Via Thomson Reuters: Zika in Africa: Rare birth defect on the rise in Angola. Excerpt:
Emiliano Cula starts to cry as his tiny fingers, curled into a tight fist, are stretched by a physical therapist to stimulate motor control.
Born in a poor neighborhood of Angola's capital Luanda, the 10-month old boy has microcephaly, a birth defect marked by a small head and serious developmental problems. He still can't sit upright and has difficulty seeing and hearing.
"They don't know what caused it," Cula's mother Marie Boa says, sheltering under a blue umbrella from the summer rains. "The doctor said it might have been caused by a mosquito, but I don't know if that's true." The 18-year-old does not know whether her first child will ever walk or talk.
Cula is one of at least 72 babies born with microcephaly in Angola between February 2017 and May 2018, suspected victims of an emerging Zika outbreak. The cases have gone largely unreported, but an internal World Health Organization report reviewed by Reuters concluded in April that two cases of a potentially dangerous strain of Zika confirmed in early 2017, along with the microcephaly cases identified since then, provided "strong evidences" of a Zika-linked microcephaly cluster in Angola.
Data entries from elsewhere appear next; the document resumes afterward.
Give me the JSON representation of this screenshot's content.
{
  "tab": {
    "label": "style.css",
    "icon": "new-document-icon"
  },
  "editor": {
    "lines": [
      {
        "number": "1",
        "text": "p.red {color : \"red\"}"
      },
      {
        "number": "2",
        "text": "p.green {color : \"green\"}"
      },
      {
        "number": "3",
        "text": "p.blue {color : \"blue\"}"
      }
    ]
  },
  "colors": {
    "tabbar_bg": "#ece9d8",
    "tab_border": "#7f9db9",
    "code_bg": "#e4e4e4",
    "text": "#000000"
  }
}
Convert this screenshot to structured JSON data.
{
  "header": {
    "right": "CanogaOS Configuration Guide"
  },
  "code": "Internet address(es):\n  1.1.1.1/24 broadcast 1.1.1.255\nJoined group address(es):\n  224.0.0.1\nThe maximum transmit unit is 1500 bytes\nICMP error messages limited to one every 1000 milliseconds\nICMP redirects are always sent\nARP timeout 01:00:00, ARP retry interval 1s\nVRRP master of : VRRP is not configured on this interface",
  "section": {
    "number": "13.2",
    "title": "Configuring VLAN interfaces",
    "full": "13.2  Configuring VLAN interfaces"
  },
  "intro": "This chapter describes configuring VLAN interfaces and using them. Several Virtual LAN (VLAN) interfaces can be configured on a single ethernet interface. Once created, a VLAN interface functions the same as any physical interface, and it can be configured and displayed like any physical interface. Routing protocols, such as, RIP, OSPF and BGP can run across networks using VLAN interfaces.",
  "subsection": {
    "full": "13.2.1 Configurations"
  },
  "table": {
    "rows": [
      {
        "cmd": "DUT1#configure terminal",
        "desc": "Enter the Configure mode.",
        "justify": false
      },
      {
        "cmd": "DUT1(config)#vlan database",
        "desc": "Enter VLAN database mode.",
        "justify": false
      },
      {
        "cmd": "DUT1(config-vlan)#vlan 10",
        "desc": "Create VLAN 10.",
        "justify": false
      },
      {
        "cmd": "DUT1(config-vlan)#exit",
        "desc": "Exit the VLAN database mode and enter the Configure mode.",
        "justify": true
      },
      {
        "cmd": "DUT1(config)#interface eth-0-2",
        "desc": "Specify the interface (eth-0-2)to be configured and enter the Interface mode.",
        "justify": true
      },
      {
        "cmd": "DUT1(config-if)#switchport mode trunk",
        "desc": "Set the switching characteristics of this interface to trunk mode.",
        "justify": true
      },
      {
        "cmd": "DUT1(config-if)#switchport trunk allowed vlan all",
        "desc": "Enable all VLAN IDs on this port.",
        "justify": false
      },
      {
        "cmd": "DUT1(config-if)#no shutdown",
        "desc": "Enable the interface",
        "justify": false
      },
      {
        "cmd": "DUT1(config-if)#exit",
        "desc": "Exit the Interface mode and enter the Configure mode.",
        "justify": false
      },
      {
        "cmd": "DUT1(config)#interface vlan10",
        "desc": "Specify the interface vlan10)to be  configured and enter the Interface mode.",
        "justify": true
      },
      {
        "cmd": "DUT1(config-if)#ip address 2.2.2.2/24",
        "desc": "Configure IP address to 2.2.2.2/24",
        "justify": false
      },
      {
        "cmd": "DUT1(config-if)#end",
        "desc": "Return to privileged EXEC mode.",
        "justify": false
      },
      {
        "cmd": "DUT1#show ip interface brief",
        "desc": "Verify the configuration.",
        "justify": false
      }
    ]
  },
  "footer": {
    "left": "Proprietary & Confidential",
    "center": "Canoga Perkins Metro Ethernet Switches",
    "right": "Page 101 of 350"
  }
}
A lack of data and diagnostic testing along with a woefully inadequate Angolan health system has made tracking the outbreak difficult. But new findings from a research team in Portugal suggest it is the first on the African mainland involving the Asian strain of the disease.
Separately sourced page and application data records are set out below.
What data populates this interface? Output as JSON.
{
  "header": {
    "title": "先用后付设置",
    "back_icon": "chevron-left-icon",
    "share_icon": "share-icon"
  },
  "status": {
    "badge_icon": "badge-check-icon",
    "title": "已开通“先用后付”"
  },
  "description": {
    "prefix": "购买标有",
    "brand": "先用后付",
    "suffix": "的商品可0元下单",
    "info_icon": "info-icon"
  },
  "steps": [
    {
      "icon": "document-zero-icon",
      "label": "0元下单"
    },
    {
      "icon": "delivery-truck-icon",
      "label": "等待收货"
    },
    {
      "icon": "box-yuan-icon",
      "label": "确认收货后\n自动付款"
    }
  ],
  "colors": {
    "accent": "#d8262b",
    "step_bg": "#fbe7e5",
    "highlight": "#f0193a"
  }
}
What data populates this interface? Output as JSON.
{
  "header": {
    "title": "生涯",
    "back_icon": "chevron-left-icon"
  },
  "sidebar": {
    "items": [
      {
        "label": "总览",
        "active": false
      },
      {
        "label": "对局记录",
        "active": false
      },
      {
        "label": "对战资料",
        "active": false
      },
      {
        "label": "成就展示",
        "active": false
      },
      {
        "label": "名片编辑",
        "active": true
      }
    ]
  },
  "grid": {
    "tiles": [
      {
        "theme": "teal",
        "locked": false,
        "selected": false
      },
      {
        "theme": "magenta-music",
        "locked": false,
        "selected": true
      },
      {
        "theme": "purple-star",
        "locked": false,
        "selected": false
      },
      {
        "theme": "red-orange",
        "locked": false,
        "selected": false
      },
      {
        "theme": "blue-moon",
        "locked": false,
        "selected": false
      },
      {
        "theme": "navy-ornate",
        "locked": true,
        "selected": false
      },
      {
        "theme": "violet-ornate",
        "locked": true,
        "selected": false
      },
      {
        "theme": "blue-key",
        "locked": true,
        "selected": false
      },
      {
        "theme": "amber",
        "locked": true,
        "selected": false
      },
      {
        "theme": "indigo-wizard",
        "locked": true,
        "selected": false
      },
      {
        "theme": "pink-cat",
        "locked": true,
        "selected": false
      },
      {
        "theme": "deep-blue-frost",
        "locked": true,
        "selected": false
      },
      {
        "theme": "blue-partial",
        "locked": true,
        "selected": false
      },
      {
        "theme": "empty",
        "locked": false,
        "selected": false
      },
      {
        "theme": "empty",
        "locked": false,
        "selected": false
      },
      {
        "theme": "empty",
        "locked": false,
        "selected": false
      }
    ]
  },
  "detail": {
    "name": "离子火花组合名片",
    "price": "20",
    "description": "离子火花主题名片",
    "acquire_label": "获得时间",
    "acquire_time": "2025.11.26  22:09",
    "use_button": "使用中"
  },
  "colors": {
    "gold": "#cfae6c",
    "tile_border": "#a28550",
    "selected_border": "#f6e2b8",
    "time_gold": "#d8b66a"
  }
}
It was the Asian strain that caused at least 3,762 cases of Zika-related birth defects, including microcephaly, in Brazil since 2015, as well as serious outbreaks in other Latin American countries. Doctors and researchers now fear it could spread from Angola to other countries on the African continent.
In an emailed response to questions, Angola's ministry of health said it had reports of 41 cases of Zika and 56 cases of microcephaly since January 2017, when it began gathering data. It was not immediately clear why the figures differed from the internal WHO report.
A lack of testing capacity means many cases of microcephaly go undetected, the ministry added, noting also that microcephaly has many causes.
"Probably not all the cases of microcephaly can be attributed to Zika," the ministry said, listing a series of other potential causes such as syphilis and rubella.
The Angolan outbreak comes at a time when world attention has moved on from Zika, and most of the more than $1 billion in U.S. funding allocated to fight the disease has been spent.
"We can't let our attention down on this," said Eve Lackritz, a physician who leads WHO's Zika task force. "We have to stay vigilant and have a sustained response."